While the sales are projected to decline next year in California, the cause behind this trend will not be higher prices. According to the C.A.R. forecast, the median home price in California will increase only 3.1 percent to $593,450 in 2019, compared to a projected seven percent increase in 2018. C.A.R. estimates that home prices will temper in 2019, but the interest rates could go up, which will compound housing affordability challenges. Potential buyers may choose to wait on the sidelines in such a scenario, which will hamper home sales and curb housing demand in 2019. The C.A.R. forecast shows that in 2019, the average interest rate for a 30-year fixed home loan will increase to 5.2%, against an average rate of 4.7% in 2018.

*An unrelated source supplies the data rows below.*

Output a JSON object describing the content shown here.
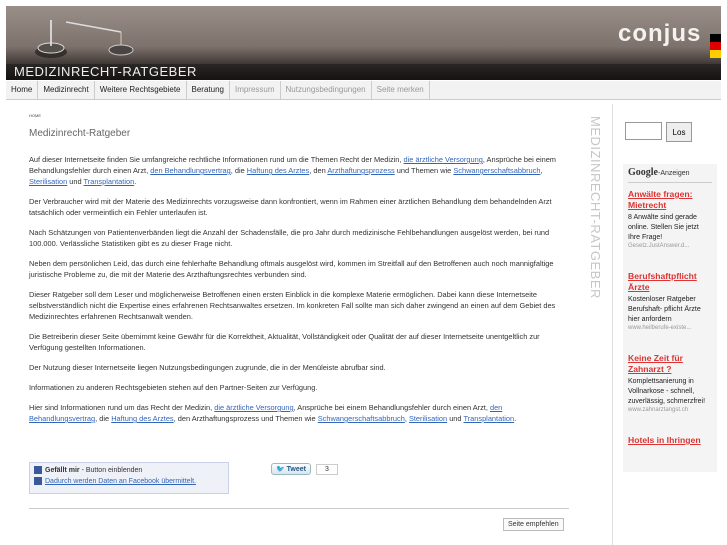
{
  "header": {
    "title": "MEDIZINRECHT-RATGEBER",
    "logo": "conjus",
    "flag_colors": [
      "#000000",
      "#dd0000",
      "#ffce00"
    ]
  },
  "nav": {
    "items": [
      {
        "label": "Home",
        "dim": false
      },
      {
        "label": "Medizinrecht",
        "dim": false
      },
      {
        "label": "Weitere Rechtsgebiete",
        "dim": false
      },
      {
        "label": "Beratung",
        "dim": false
      },
      {
        "label": "Impressum",
        "dim": true
      },
      {
        "label": "Nutzungsbedingungen",
        "dim": true
      },
      {
        "label": "Seite merken",
        "dim": true
      }
    ]
  },
  "main": {
    "breadcrumb": "HOME",
    "heading": "Medizinrecht-Ratgeber",
    "vertical_title": "MEDIZINRECHT-RATGEBER",
    "p1": {
      "t1": "Auf dieser Internetseite finden Sie umfangreiche rechtliche Informationen rund um die Themen Recht der Medizin, ",
      "l1": "die ärztliche Versorgung",
      "t2": ", Ansprüche bei einem Behandlungsfehler durch einen Arzt, ",
      "l2": "den Behandlungsvertrag",
      "t3": ", die ",
      "l3": "Haftung des Arztes",
      "t4": ", den ",
      "l4": "Arzthaftungsprozess",
      "t5": " und Themen wie ",
      "l5": "Schwangerschaftsabbruch",
      "t6": ", ",
      "l6": "Sterilisation",
      "t7": " und ",
      "l7": "Transplantation",
      "t8": "."
    },
    "p2": "Der Verbraucher wird mit der Materie des Medizinrechts vorzugsweise dann konfrontiert, wenn im Rahmen einer ärztlichen Behandlung dem behandelnden Arzt tatsächlich oder vermeintlich ein Fehler unterlaufen ist.",
    "p3": "Nach Schätzungen von Patientenverbänden liegt die Anzahl der Schadensfälle, die pro Jahr durch medizinische Fehlbehandlungen ausgelöst werden, bei rund 100.000. Verlässliche Statistiken gibt es zu dieser Frage nicht.",
    "p4": "Neben dem persönlichen Leid, das durch eine fehlerhafte Behandlung oftmals ausgelöst wird, kommen im Streitfall auf den Betroffenen auch noch mannigfaltige juristische Probleme zu, die mit der Materie des Arzthaftungsrechtes verbunden sind.",
    "p5": "Dieser Ratgeber soll dem Leser und möglicherweise Betroffenen einen ersten Einblick in die komplexe Materie ermöglichen. Dabei kann diese Internetseite selbstverständlich nicht die Expertise eines erfahrenen Rechtsanwaltes ersetzen. Im konkreten Fall sollte man sich daher zwingend an einen auf dem Gebiet des Medizinrechtes erfahrenen Rechtsanwalt wenden.",
    "p6": "Die Betreiberin dieser Seite übernimmt keine Gewähr für die Korrektheit, Aktualität, Vollständigkeit oder Qualität der auf dieser Internetseite unentgeltlich zur Verfügung gestellten Informationen.",
    "p7": "Der Nutzung dieser Internetseite liegen Nutzungsbedingungen zugrunde, die in der Menüleiste abrufbar sind.",
    "p8": "Informationen zu anderen Rechtsgebieten stehen auf den Partner-Seiten zur Verfügung.",
    "p9": {
      "t1": "Hier sind Informationen rund um das Recht der Medizin, ",
      "l1": "die ärztliche Versorgung",
      "t2": ", Ansprüche bei einem Behandlungsfehler durch einen Arzt, ",
      "l2": "den Behandlungsvertrag",
      "t3": ", die ",
      "l3": "Haftung des Arztes",
      "t4": ", den Arzthaftungsprozess und Themen wie ",
      "l5": "Schwangerschaftsabbruch",
      "t6": ", ",
      "l6": "Sterilisation",
      "t7": " und ",
      "l7": "Transplantation",
      "t8": "."
    }
  },
  "social": {
    "like_bold": "Gefällt mir",
    "like_rest": " - Button einblenden",
    "facebook_link": "Dadurch werden Daten an Facebook übermittelt.",
    "tweet_label": "Tweet",
    "tweet_count": "3",
    "recommend": "Seite empfehlen"
  },
  "sidebar": {
    "search_button": "Los",
    "ads_label_brand": "Google",
    "ads_label": "-Anzeigen",
    "ads": [
      {
        "title": "Anwälte fragen: Mietrecht",
        "desc": "8 Anwälte sind gerade online. Stellen Sie jetzt Ihre Frage!",
        "url": "Gesetz.JustAnswer.d..."
      },
      {
        "title": "Berufshaftpflicht Ärzte",
        "desc": "Kostenloser Ratgeber Berufshaft- pflicht Ärzte hier anfordern",
        "url": "www.heilberufe-existe..."
      },
      {
        "title": "Keine Zeit für Zahnarzt ?",
        "desc": "Komplettsanierung in Vollnarkose - schnell, zuverlässig, schmerzfrei!",
        "url": "www.zahnarztangst.ch"
      },
      {
        "title": "Hotels in Ihringen",
        "desc": "",
        "url": ""
      }
    ]
  }
}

While this may not be a very alarming jump in lending rates, but when coupled with the additional home price rise in 2019, it is bound to impact the affordability of many potential home buyers in California.
Drop in Existing Home Sales

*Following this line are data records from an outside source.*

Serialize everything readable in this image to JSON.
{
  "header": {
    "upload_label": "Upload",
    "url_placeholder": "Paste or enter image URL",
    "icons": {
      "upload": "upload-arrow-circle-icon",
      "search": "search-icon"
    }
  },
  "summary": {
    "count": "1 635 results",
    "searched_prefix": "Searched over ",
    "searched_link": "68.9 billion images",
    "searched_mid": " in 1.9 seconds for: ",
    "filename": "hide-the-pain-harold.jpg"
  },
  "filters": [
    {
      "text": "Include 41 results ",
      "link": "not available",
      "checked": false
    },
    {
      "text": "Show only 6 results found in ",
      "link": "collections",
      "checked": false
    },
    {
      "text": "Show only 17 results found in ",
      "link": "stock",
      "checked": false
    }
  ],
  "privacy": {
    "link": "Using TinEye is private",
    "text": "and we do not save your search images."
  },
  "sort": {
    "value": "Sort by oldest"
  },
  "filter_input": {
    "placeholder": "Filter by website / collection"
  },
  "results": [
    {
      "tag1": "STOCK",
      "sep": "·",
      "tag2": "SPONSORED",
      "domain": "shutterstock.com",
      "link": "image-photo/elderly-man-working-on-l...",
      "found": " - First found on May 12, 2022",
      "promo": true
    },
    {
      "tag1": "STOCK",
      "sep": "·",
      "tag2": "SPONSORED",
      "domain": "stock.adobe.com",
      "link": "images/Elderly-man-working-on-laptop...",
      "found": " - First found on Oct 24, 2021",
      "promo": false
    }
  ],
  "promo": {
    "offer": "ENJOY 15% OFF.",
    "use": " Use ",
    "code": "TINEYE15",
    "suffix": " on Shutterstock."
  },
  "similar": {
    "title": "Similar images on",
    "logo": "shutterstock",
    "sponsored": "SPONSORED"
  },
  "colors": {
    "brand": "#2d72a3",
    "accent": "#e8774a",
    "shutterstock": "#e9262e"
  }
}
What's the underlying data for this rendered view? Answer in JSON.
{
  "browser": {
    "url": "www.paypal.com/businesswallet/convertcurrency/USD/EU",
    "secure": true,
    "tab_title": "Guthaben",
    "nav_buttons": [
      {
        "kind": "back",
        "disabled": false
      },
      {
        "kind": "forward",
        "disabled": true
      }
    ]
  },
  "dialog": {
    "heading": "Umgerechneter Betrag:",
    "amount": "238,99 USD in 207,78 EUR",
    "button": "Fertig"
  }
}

The economists at C.A.R. predict that sales of existing homes will decline to 410,450 in 2018, which will be followed by a further drop to 396,800 transactions in 2019. If this occurs, it would be lowest sales level in California since 2014. These estimates from C.A.R. mark a significant shift from the hot demand the housing market in California experienced in the past four years. That period witnessed consistent rise in demand and price gains driven by bidding wars. However, things have dramatically changed in 2018, and the declining trends are likely to continue in 2019.
Price Reduction Predicted

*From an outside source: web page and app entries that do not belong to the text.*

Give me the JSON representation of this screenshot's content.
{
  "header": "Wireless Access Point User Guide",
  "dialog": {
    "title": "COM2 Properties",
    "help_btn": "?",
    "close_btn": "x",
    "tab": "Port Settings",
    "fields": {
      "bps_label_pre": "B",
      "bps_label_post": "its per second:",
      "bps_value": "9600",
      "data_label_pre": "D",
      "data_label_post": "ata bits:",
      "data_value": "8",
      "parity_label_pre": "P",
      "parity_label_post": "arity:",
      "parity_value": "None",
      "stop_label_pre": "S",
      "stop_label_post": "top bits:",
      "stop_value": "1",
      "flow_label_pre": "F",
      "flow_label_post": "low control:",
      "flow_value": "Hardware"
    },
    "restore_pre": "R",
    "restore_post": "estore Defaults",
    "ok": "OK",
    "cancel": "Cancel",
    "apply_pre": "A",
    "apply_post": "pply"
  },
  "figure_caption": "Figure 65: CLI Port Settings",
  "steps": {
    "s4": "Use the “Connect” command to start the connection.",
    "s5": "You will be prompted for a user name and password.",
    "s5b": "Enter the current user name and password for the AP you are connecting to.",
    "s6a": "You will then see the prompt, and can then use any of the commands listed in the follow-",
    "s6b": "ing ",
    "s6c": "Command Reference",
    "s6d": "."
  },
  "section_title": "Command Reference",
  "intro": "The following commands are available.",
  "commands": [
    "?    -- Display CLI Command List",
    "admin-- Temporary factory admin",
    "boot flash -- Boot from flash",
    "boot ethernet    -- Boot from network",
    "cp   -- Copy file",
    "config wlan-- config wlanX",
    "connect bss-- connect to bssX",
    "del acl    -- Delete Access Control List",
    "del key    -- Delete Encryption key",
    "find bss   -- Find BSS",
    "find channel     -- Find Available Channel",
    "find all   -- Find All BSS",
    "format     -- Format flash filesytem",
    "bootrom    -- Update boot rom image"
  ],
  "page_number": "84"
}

C.A.R.’s chief economist and senior VP, Leslie Appleton-Young said that the rise in home prices over the last few years occurred due to a shortage of housing supply.
This trend has finally begun to take a toll on the market. Although California is not yet a buyer’s market, the trends are also pointing in that direction. Prices are likely to drop as sales continue to decline, Appleton-Young said. Buyers are fatigued, and they are choosing to sit on the sidelines, waiting for the prices to come down.
Originally published January 6, 2019 at https://www.nsdcar.com/c-a-r-predicts-a-possible-decline-in-california-housing-market-in-2019
Negotiation is a subtle art in real estate, but skilled negotiators can usually find some common ground that satisfies all parties. On the other hand, using the wrong negotiation tactics can sink a deal pretty quickly. Here are some negotiation tactics buyers (and real estate professionals) should avoid:
- Lowball offers: Going far below market value when you make an offer damages your credibility as a buyer and can be insulting to the seller. The seller has a range in mind that they’ll accept, and if you’re not even approaching the low end of that range, they won’t even consider the offer.
- Incremental negotiations: Don’t continue to go back to the seller with small increases in your offer ($1,000 or less). The constant back-and-forth can grow tiresome and lead the seller to consider other opportunities.
- “Take it or leave it”: Try not to draw a line in the sand with your initial offer. The seller can get defensive and consider other offers if you immediately show that you’re unwilling to budge. Even if it’s true, don’t make a show of it.
- Nitpicking after inspection: Obviously if inspection reveals a major issue, it should be factored into the final sale price. But insisting on a lower price for every minor repair can put negotiations in a stalemate.
- Asking for more, more, more: Some buyers will request that the sellers throw in add-ons like furniture or appliances that weren’t included in the listing. Try to avoid giving the seller a reason to build up resentment and think that you’re being greedy.